Japan Geoscience Union Meeting 2018

Presentation information

[EJ] Oral

S (Solid Earth Sciences) » S-CG Complex & General

[S-CG57] Dynamics in mobile belts

Wed. May 23, 2018 9:00 AM - 10:30 AM A05 (Tokyo Bay Makuhari Hall)

convener:Yukitoshi Fukahata(Disaster Prevention Research Institute, Kyoto University), Toru Takeshita(Department of Natural History Sciences, Graduate School of Science, Hokkaido University), Hikaru Iwamori(海洋研究開発機構・地球内部物質循環研究分野), Chairperson:Soda Yusuke, Takada Youichiro

10:00 AM - 10:15 AM

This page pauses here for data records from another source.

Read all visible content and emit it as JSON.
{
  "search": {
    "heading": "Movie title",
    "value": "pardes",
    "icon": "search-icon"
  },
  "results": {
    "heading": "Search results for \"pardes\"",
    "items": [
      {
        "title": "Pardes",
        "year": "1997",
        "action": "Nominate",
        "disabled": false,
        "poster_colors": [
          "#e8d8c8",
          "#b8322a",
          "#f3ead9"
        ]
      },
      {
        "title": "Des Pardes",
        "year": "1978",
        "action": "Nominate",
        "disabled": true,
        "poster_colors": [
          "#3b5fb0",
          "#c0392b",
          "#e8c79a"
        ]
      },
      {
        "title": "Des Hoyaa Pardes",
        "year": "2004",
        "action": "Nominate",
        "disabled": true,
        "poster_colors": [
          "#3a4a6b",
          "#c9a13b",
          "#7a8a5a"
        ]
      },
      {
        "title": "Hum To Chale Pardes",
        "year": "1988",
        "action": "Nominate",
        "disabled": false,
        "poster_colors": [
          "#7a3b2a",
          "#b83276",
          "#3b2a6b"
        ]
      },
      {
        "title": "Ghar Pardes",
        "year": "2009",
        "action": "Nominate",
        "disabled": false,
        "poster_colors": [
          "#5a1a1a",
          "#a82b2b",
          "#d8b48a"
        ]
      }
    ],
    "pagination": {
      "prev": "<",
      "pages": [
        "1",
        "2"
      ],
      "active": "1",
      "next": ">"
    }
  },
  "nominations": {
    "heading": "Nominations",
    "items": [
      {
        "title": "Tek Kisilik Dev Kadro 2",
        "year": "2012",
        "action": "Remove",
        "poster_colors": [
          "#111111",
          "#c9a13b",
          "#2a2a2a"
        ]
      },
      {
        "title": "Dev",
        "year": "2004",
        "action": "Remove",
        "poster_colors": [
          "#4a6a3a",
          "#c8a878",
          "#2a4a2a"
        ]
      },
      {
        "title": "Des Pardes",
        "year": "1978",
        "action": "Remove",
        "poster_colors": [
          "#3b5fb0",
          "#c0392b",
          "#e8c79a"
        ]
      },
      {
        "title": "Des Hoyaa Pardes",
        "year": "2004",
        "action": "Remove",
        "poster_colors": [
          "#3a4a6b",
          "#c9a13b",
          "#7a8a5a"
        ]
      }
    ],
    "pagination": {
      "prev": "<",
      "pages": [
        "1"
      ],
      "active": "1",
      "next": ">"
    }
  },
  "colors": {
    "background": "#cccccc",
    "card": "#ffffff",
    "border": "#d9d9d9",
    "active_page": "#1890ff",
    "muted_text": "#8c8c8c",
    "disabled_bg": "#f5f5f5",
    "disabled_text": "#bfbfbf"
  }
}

[SCG57-17] Localized strain rate in the Tohoku region before and after the Tohoku-Oki earthquake

*Tomomi Inamatsu1, Youichiro Takada1, Takeshi Sagiya2, Takuya NISHIMURA3 (1.Graduate School of Science, Hokkaido Univ., 2.DMRC, Nagoya Univ., 3.DPRI, Kyoto Univ.)

Keywords:Tohoku-Oki earthquake, GNSS, inelastic strain

The 2011 Tohoku-Oki earthquake (Mw9.0) provides us the first opportunity to examine the responses of strain concentration zones and active faults to megathrust earthquakes with dense permanent GNSS network. In this presentation, we report the differences and/or similarities between pre- and post-seismic crustal deformation of the Tohoku-Oki earthquake using GNSS data in the Tohoku region, and compare it with the case of the Atotsugawa fault system, central Japan (Inamatsu and Takada, JPGU2017).
We used daily coordinates obtained from GEONET and the GNSS stations around the Atotsugawa fault operated by the university group. For the interseismic periods (before and after the earthquake), we estimated the velocity field by removing annual and semi-annual components. For the co-seismic displacement, we calculated the average coordinates of six days just before and after the earthquake and subtracted the former from the latter. From the velocities and displacements thus obtained, we calculated the strain rates following the method of Shen et al (1996). Next, we approximate the long wavelength components, which reflects the afterslip and/or the viscoelastic relaxation following the Tohoku-Oki earthquake, by polynomial function for each component, and remove it to extract the short wavelength component.
In and around the Atotsugawa fault, far from the rupture area of the Tohoku-Oki earthquake, the localized strain rate pattern before and after the quake are similar to each other. And these patterns are completely different from the co-seismic strain pattern, which means that interseismic strain concentration is mainly caused by inelastic straining. On the other hands, in the Tohoku region (near the rupture area) localized strain rate before and after the Tohoku-Oki earthquake are different each other. Considering dependence of inelastic strain rate on absolute shear stress, the difference between the Atotsugawa and the Tohoku region may be explained by amount of coseismic stress change; it is far smaller than absolute stress accumulated over a long time scale for the Atotsugawa region, and is comparable to the absolute stress for the Tohoku region.
We examined the spatiotemporal distribution of localized strain rate in the Tohoku area after the Tohoku-Oki earthquake, and compared it with known crustal heterogeneities. We found and quantified the following things. (1) In and around the caldera areas where coseismic subsidence have been detected by InSAR (Takada and Fukushima, 2013), the localized subsidence and contraction continue after the Tohoku-Oki earthquake. (2) Especially around Mt. Akitakoma, shear strain rate is extremely concentrated. (3) Relative subsidence along the Ou backbone range can be traced to the proximity of Mt. Nasu. (4) All of the above localized strain rate decreases with time. As for (3), we need further effort to gain signal-to-noise ratio to investigate the detail of vertical deformation along volcanic front from the south Tohoku to the north Kanto region.